Beer really all boils down to three main components: the malt, the yeast and the hops. Within these broad categories there are, of course, worlds of flavor to enjoy. But ultimately it’s all about the fundamental characteristics and combinations of these three constituents. Today let’s concentrate on that magical budding flower that has been used for hundreds of years as the primary bittering agent of beer: hops.
If you really want to get technical, you could take a whole chemistry class on the isomerized alpha acids present in hoppy resin that ultimately produces that lip-puckering bitterness that has been likened to rusty tin. But let’s keep it simple here and just zero in on a relatively easy matrix that has been established in order to help us assess the relative hoppiness of any beer: International Bitterness Units, or IBUs. This measurement is essential in understanding the fundamental flavors of your beer before you even open the bottle. Technically, the scale goes from zero to infinity.
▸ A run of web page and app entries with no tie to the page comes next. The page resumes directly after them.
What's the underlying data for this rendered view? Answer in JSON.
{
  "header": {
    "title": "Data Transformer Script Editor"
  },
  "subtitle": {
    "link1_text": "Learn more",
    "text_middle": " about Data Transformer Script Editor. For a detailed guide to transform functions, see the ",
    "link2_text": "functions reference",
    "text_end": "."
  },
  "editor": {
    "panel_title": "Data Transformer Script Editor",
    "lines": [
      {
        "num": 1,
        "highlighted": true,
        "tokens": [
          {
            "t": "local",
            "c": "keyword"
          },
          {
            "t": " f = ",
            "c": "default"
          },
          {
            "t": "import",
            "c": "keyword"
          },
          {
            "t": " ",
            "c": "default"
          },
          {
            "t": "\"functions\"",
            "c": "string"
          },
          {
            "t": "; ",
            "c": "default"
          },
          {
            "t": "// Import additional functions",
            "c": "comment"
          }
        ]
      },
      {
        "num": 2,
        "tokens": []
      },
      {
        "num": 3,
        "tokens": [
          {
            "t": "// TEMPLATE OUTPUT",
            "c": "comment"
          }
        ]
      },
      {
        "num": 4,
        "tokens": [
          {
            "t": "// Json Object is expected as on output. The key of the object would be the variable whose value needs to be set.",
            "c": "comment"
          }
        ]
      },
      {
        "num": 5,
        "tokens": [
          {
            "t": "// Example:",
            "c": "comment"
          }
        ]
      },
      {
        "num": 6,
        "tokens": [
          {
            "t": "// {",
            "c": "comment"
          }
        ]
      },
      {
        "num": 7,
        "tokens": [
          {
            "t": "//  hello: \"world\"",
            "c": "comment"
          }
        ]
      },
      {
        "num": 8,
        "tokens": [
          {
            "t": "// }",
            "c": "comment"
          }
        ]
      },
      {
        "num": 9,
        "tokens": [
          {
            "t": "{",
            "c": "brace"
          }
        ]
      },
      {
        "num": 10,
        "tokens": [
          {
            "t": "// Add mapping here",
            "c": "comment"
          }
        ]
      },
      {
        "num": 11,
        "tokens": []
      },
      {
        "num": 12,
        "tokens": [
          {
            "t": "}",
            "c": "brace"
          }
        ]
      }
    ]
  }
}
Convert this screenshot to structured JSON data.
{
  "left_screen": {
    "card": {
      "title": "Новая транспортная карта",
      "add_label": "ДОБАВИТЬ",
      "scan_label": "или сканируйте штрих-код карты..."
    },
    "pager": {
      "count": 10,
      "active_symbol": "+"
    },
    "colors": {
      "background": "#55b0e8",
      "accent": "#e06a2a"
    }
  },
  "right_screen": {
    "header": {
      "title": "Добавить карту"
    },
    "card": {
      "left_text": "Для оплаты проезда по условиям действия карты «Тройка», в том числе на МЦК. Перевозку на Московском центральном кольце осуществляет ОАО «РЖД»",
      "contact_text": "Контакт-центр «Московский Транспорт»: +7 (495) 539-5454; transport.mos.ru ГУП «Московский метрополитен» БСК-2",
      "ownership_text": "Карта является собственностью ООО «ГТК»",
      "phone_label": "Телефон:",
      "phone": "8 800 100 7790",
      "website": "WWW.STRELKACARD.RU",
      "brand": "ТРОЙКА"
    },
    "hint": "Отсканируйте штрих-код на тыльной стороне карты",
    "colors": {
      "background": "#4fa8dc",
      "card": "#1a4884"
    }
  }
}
But since we can’t really perceive bitterness beyond a certain threshold, the practical limit to IBUs is somewhere just over 100.
It’s fairly likely that if you fancy yourself a devoted ‘hophead’ you’re going to be thoroughly pleased with any beer approaching triple-digit IBUs. However, the IBUs don’t always convey the whole story. Since we all have varying tastes, it would be damn near impossible to take an objective calculation of flavor. IBUs are actually a quantified measurement of how many isomerized alpha acids are in the particular beer. But these bitter particles can be camouflaged by other ingredients in the mix. Namely: the malt and the yeast. If the beer in question has a significantly high IBU, it might still have a mellow finish thanks to a relatively high presence of malt, and perhaps even some super strong, flavorful yeasts.
So IBUs often tell a compelling story, but not always the full story. That being said, the next time you come across a beer that has 100 IBUs or more, the chances are real good that you’re in for an explosion of bitterness. Don’t be surprised, however, if it’s at all bittersweet.